- Your goal -
The response must reproduce every record below without alteration.

- Exercise materials -
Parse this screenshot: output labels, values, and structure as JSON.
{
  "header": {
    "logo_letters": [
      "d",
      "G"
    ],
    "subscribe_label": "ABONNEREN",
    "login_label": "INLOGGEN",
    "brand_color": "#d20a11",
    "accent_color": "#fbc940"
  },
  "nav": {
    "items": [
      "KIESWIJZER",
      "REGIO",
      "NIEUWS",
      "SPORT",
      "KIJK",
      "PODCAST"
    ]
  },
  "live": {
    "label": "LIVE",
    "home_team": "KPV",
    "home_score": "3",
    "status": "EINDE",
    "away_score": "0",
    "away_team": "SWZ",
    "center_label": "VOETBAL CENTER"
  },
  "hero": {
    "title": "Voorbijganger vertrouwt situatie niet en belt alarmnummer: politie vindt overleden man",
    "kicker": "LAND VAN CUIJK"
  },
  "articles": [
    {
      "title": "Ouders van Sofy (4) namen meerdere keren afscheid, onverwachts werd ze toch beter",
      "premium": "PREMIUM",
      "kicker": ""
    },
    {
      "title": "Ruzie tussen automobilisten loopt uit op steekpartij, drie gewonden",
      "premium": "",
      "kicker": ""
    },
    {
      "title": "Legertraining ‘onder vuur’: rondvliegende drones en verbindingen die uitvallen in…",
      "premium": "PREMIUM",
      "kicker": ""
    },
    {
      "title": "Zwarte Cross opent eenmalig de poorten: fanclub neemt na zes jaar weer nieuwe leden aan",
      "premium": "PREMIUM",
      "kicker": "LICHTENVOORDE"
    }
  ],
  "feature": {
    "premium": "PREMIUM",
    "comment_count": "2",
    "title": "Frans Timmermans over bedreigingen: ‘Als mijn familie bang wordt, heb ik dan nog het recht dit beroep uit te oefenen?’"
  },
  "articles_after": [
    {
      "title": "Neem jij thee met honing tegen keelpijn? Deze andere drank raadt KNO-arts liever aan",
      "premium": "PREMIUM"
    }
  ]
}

- Written reply -
Parse this screenshot: output labels, values, and structure as JSON.
{
  "header": {
    "logo_letters": [
      "d",
      "G"
    ],
    "subscribe_label": "ABONNEREN",
    "login_label": "INLOGGEN",
    "brand_color": "#d20a11",
    "accent_color": "#fbc940"
  },
  "nav": {
    "items": [
      "KIESWIJZER",
      "REGIO",
      "NIEUWS",
      "SPORT",
      "KIJK",
      "PODCAST"
    ]
  },
  "live": {
    "label": "LIVE",
    "home_team": "KPV",
    "home_score": "3",
    "status": "EINDE",
    "away_score": "0",
    "away_team": "SWZ",
    "center_label": "VOETBAL CENTER"
  },
  "hero": {
    "title": "Voorbijganger vertrouwt situatie niet en belt alarmnummer: politie vindt overleden man",
    "kicker": "LAND VAN CUIJK"
  },
  "articles": [
    {
      "title": "Ouders van Sofy (4) namen meerdere keren afscheid, onverwachts werd ze toch beter",
      "premium": "PREMIUM",
      "kicker": ""
    },
    {
      "title": "Ruzie tussen automobilisten loopt uit op steekpartij, drie gewonden",
      "premium": "",
      "kicker": ""
    },
    {
      "title": "Legertraining ‘onder vuur’: rondvliegende drones en verbindingen die uitvallen in…",
      "premium": "PREMIUM",
      "kicker": ""
    },
    {
      "title": "Zwarte Cross opent eenmalig de poorten: fanclub neemt na zes jaar weer nieuwe leden aan",
      "premium": "PREMIUM",
      "kicker": "LICHTENVOORDE"
    }
  ],
  "feature": {
    "premium": "PREMIUM",
    "comment_count": "2",
    "title": "Frans Timmermans over bedreigingen: ‘Als mijn familie bang wordt, heb ik dan nog het recht dit beroep uit te oefenen?’"
  },
  "articles_after": [
    {
      "title": "Neem jij thee met honing tegen keelpijn? Deze andere drank raadt KNO-arts liever aan",
      "premium": "PREMIUM"
    }
  ]
}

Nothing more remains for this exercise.